ABOUT THIS EXERCISE: Leave out the images; return the rest of the data exactly.

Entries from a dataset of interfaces
◆ ◆ ◆

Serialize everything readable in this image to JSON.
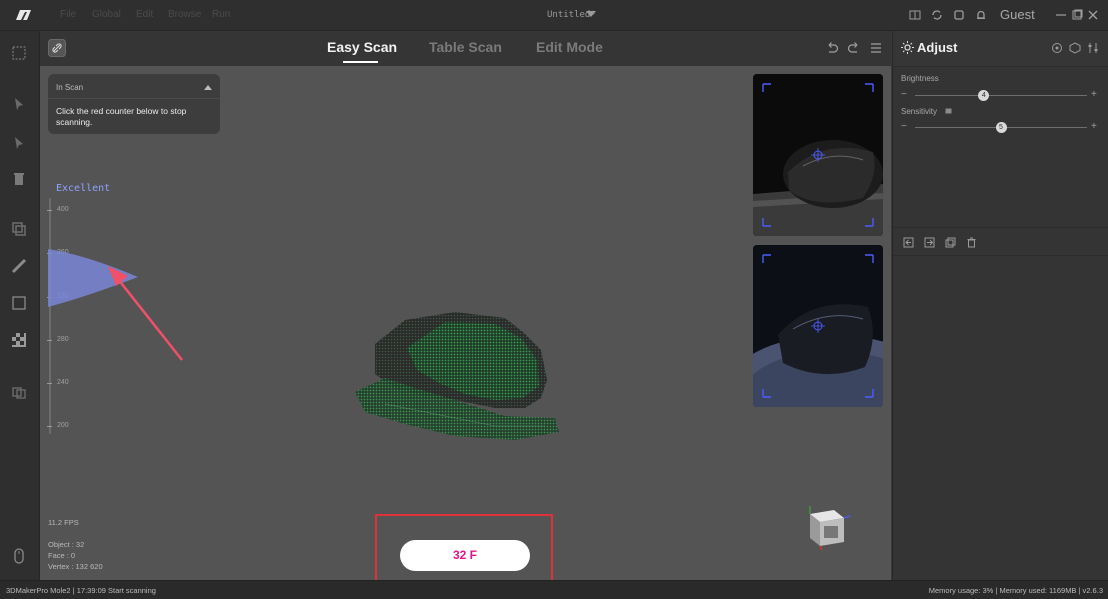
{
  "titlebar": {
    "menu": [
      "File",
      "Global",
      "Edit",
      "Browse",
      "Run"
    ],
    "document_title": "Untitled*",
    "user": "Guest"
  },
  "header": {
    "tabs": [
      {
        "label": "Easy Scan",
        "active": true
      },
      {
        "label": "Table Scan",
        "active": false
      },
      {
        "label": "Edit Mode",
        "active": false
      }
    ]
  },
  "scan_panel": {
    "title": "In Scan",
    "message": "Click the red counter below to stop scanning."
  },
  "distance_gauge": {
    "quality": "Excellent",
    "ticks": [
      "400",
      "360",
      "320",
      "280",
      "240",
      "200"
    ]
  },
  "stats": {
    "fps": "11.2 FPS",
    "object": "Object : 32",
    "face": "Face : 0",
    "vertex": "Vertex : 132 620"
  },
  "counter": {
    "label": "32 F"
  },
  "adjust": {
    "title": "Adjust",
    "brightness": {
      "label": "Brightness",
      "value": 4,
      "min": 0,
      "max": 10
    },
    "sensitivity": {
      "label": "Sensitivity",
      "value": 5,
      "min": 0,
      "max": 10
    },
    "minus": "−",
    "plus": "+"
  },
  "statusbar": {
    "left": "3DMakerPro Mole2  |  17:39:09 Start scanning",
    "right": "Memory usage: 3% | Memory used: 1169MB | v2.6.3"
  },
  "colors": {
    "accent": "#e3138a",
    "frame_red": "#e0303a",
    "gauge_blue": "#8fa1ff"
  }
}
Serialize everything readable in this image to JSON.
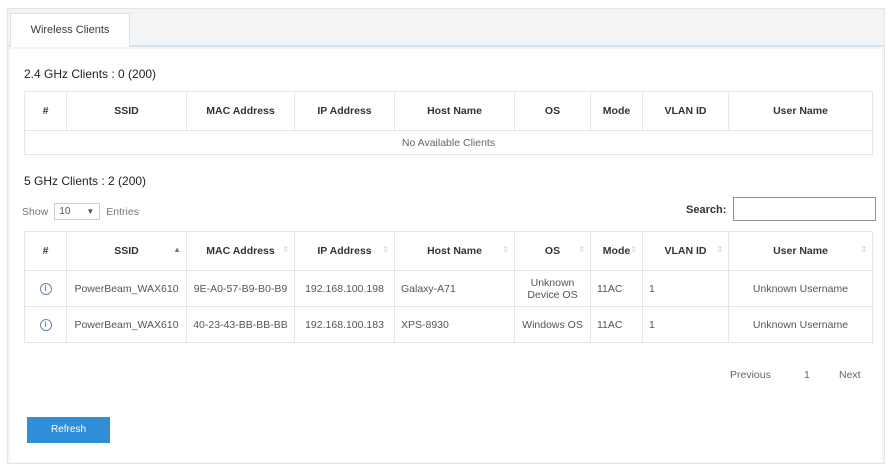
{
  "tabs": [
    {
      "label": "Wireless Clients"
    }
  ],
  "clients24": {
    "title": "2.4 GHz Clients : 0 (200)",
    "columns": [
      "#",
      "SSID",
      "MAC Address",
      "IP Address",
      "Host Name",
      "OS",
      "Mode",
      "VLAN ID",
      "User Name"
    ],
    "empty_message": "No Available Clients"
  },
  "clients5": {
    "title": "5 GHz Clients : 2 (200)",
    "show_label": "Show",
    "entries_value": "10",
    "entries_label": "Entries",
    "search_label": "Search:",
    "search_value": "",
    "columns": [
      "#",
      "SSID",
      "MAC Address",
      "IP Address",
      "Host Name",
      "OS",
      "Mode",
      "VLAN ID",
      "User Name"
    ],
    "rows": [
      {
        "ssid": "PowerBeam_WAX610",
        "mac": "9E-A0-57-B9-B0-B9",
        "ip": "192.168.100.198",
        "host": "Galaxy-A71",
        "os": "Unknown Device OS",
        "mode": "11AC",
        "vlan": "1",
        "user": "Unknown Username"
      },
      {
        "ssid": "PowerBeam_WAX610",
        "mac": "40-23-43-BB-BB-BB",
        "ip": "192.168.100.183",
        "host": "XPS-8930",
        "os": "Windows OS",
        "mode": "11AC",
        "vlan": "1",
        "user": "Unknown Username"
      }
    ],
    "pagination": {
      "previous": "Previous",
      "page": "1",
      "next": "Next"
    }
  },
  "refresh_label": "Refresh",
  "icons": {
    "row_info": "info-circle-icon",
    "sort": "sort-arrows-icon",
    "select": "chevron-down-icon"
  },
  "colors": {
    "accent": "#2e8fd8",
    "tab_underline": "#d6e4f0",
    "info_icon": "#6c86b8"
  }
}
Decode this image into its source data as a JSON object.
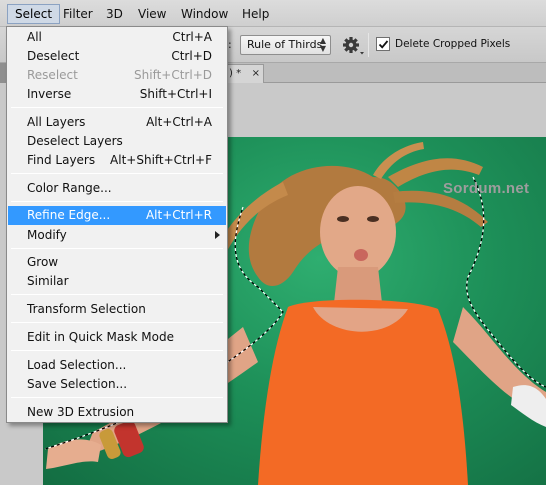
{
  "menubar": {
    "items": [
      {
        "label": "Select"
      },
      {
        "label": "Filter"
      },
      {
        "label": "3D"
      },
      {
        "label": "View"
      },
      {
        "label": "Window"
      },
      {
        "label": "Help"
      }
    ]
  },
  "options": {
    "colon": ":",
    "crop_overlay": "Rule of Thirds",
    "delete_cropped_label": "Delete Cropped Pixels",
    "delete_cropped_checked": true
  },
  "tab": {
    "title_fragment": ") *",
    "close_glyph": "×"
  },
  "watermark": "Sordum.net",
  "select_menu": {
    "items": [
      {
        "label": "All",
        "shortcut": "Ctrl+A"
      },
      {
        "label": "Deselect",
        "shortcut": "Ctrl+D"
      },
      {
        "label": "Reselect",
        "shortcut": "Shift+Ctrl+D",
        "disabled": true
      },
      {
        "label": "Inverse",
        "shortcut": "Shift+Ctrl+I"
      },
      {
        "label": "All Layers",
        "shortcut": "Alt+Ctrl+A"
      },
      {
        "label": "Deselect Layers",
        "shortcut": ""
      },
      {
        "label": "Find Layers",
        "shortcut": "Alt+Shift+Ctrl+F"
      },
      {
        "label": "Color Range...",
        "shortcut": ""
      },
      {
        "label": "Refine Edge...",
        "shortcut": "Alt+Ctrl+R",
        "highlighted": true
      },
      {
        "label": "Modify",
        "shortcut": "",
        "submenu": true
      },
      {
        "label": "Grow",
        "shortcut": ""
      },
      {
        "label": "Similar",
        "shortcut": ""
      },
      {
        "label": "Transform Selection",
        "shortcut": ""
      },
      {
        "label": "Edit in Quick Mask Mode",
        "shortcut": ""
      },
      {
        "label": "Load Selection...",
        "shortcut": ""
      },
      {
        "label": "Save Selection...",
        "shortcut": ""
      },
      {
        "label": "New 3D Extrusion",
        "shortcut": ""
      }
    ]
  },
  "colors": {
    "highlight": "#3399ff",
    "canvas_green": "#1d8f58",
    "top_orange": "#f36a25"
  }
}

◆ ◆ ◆

OUTPUT:
Serialize everything readable in this image to JSON.
{
  "titlebar": {
    "menu": [
      "File",
      "Global",
      "Edit",
      "Browse",
      "Run"
    ],
    "document_title": "Untitled*",
    "user": "Guest"
  },
  "header": {
    "tabs": [
      {
        "label": "Easy Scan",
        "active": true
      },
      {
        "label": "Table Scan",
        "active": false
      },
      {
        "label": "Edit Mode",
        "active": false
      }
    ]
  },
  "scan_panel": {
    "title": "In Scan",
    "message": "Click the red counter below to stop scanning."
  },
  "distance_gauge": {
    "quality": "Excellent",
    "ticks": [
      "400",
      "360",
      "320",
      "280",
      "240",
      "200"
    ]
  },
  "stats": {
    "fps": "11.2 FPS",
    "object": "Object : 32",
    "face": "Face : 0",
    "vertex": "Vertex : 132 620"
  },
  "counter": {
    "label": "32 F"
  },
  "adjust": {
    "title": "Adjust",
    "brightness": {
      "label": "Brightness",
      "value": 4,
      "min": 0,
      "max": 10
    },
    "sensitivity": {
      "label": "Sensitivity",
      "value": 5,
      "min": 0,
      "max": 10
    },
    "minus": "−",
    "plus": "+"
  },
  "statusbar": {
    "left": "3DMakerPro Mole2  |  17:39:09 Start scanning",
    "right": "Memory usage: 3% | Memory used: 1169MB | v2.6.3"
  },
  "colors": {
    "accent": "#e3138a",
    "frame_red": "#e0303a",
    "gauge_blue": "#8fa1ff"
  }
}
Serialize everything readable in this image to JSON.
{
  "tabs": [
    {
      "label": "Wireless Clients"
    }
  ],
  "clients24": {
    "title": "2.4 GHz Clients : 0 (200)",
    "columns": [
      "#",
      "SSID",
      "MAC Address",
      "IP Address",
      "Host Name",
      "OS",
      "Mode",
      "VLAN ID",
      "User Name"
    ],
    "empty_message": "No Available Clients"
  },
  "clients5": {
    "title": "5 GHz Clients : 2 (200)",
    "show_label": "Show",
    "entries_value": "10",
    "entries_label": "Entries",
    "search_label": "Search:",
    "search_value": "",
    "columns": [
      "#",
      "SSID",
      "MAC Address",
      "IP Address",
      "Host Name",
      "OS",
      "Mode",
      "VLAN ID",
      "User Name"
    ],
    "rows": [
      {
        "ssid": "PowerBeam_WAX610",
        "mac": "9E-A0-57-B9-B0-B9",
        "ip": "192.168.100.198",
        "host": "Galaxy-A71",
        "os": "Unknown Device OS",
        "mode": "11AC",
        "vlan": "1",
        "user": "Unknown Username"
      },
      {
        "ssid": "PowerBeam_WAX610",
        "mac": "40-23-43-BB-BB-BB",
        "ip": "192.168.100.183",
        "host": "XPS-8930",
        "os": "Windows OS",
        "mode": "11AC",
        "vlan": "1",
        "user": "Unknown Username"
      }
    ],
    "pagination": {
      "previous": "Previous",
      "page": "1",
      "next": "Next"
    }
  },
  "refresh_label": "Refresh",
  "icons": {
    "row_info": "info-circle-icon",
    "sort": "sort-arrows-icon",
    "select": "chevron-down-icon"
  },
  "colors": {
    "accent": "#2e8fd8",
    "tab_underline": "#d6e4f0",
    "info_icon": "#6c86b8"
  }
}
Decode this image into its source data as a JSON object.
{
  "menubar": {
    "items": [
      {
        "label": "Select"
      },
      {
        "label": "Filter"
      },
      {
        "label": "3D"
      },
      {
        "label": "View"
      },
      {
        "label": "Window"
      },
      {
        "label": "Help"
      }
    ]
  },
  "options": {
    "colon": ":",
    "crop_overlay": "Rule of Thirds",
    "delete_cropped_label": "Delete Cropped Pixels",
    "delete_cropped_checked": true
  },
  "tab": {
    "title_fragment": ") *",
    "close_glyph": "×"
  },
  "watermark": "Sordum.net",
  "select_menu": {
    "items": [
      {
        "label": "All",
        "shortcut": "Ctrl+A"
      },
      {
        "label": "Deselect",
        "shortcut": "Ctrl+D"
      },
      {
        "label": "Reselect",
        "shortcut": "Shift+Ctrl+D",
        "disabled": true
      },
      {
        "label": "Inverse",
        "shortcut": "Shift+Ctrl+I"
      },
      {
        "label": "All Layers",
        "shortcut": "Alt+Ctrl+A"
      },
      {
        "label": "Deselect Layers",
        "shortcut": ""
      },
      {
        "label": "Find Layers",
        "shortcut": "Alt+Shift+Ctrl+F"
      },
      {
        "label": "Color Range...",
        "shortcut": ""
      },
      {
        "label": "Refine Edge...",
        "shortcut": "Alt+Ctrl+R",
        "highlighted": true
      },
      {
        "label": "Modify",
        "shortcut": "",
        "submenu": true
      },
      {
        "label": "Grow",
        "shortcut": ""
      },
      {
        "label": "Similar",
        "shortcut": ""
      },
      {
        "label": "Transform Selection",
        "shortcut": ""
      },
      {
        "label": "Edit in Quick Mask Mode",
        "shortcut": ""
      },
      {
        "label": "Load Selection...",
        "shortcut": ""
      },
      {
        "label": "Save Selection...",
        "shortcut": ""
      },
      {
        "label": "New 3D Extrusion",
        "shortcut": ""
      }
    ]
  },
  "colors": {
    "highlight": "#3399ff",
    "canvas_green": "#1d8f58",
    "top_orange": "#f36a25"
  }
}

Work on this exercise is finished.